Eli woke up crying last night, growing pains in his legs. I remember those pains, and my mother giving me two chalky St. Joseph’s aspirin, the ones with orange flavoring. There’s something about being cared for by your parent in the middle of the night that almost makes the hurt worth it. So I gave him medicine, and rubbed his legs, and told him a story that my grandmother used to tell me at bedtime, about a little mountain boy who liked to chop wood, but who got careless (this being a grandmother’s story, and perhaps more to the point, one of my grandmother’s stories) and chopped into his own foot, nearly taking off a toe. But, through hard work and determination, he not only recovered from his injury, he entered the wood-chopping contest in the state fair and won first place, despite being the smallest competitor.
“Does he have muscles like me?” Eli asked, yawning, the pain disappearing in a cherry Tylenol haze.
“Yes. Big muscles for a little fellow.”
“Did you ever chop wood?”
“Yes.” I showed him a scar from cutting wood. He showed me a recent ouch. I curled up next to him on his bed, and we whispered to each other about little boy things, until his eyelids began to flutter. I put my face down on his pillow, and breathed in his smells of soap and toothpaste and the slobber dried into his beloved blankey. I thought about how one day too soon for me, and not soon enough for him, this will be over. He will lie on a bed with his own child and tell him about the little woodcutting boy, and I will be Grandpa, who visits sometimes and barks at the television news and always has chewing gum or candy to share.

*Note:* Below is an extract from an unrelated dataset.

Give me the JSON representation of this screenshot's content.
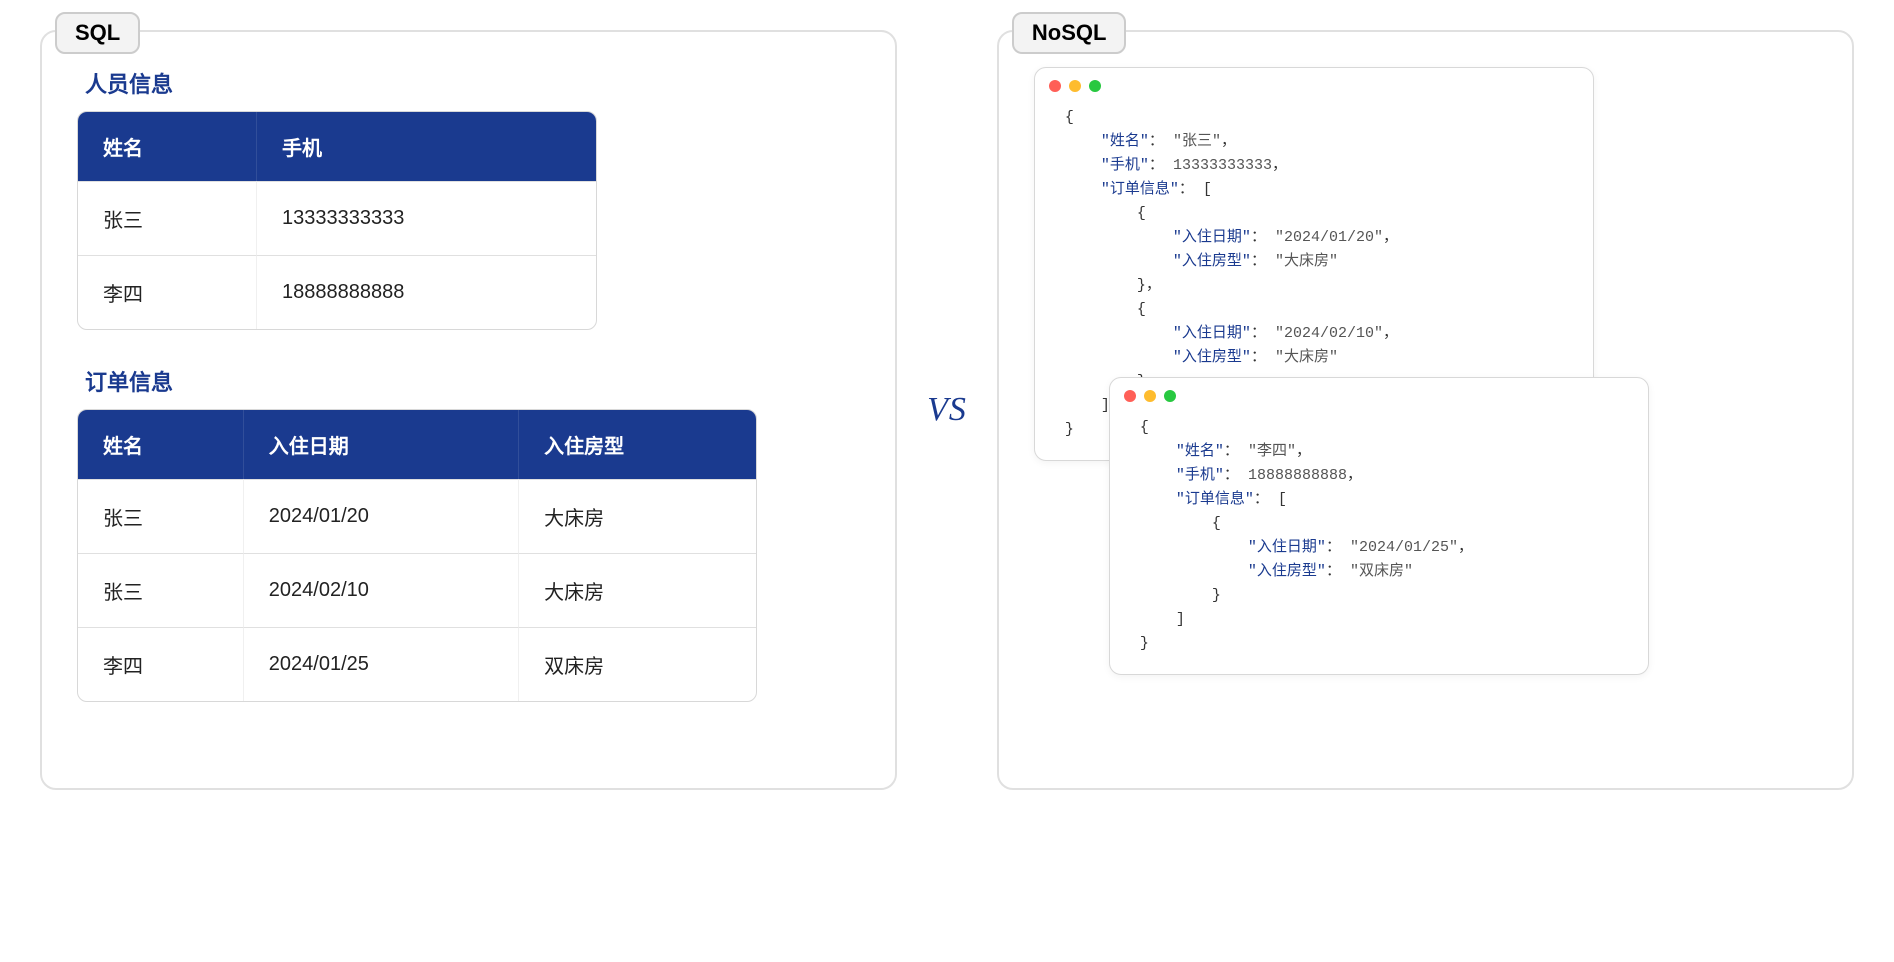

I remember holding Eli once, or perhaps it was Caleb, or Isaac, or maybe this realization has happened with each of them, and the Wife coming up and helping me hold and hug him. I remember the smile on his face, eyes closed, a look of bliss. “I have no knowledge of what this must be like,” I told my wife. Neither does she. We have never been held by a mother and father at the same time, both loving us and loving each other. It is an alien gift that we give our children, yet we sense its power in the peacefulness that comes over them.
The only thing better than feeling that embrace, I imagine, is giving it to my children, and knowing that they will never hold their own children and marvel, without experience, at what that feeling must be like.
This is part of the discovery, as I’ve written about our family, here and in the pamphlet (and have you ordered your copy yet?) and in pages that perhaps one day someone will read — that it is possible to build a foundation on razed ground. Perhaps it even makes us more careful, knowing how easily a home can crumble. Each brick matters very much to us. We have a generational vision, not only of how far we can get our children along a path free of neuroses and fear and insecurity, but how far they in turn will take their children. I think you have to have that vision as a parent — am I laying the foundation for my children and their children to live full, meaningful lives, or am I just feeding them the seed corn, set as I am on my own comfort and temporary success?
These are the things I thought about as Eli drifted off to sleep. They wonder sometimes, I think, why I watch them, why I search their faces. That’s one thing I’ll be happy for them never to know, that endless question: Am I getting it right?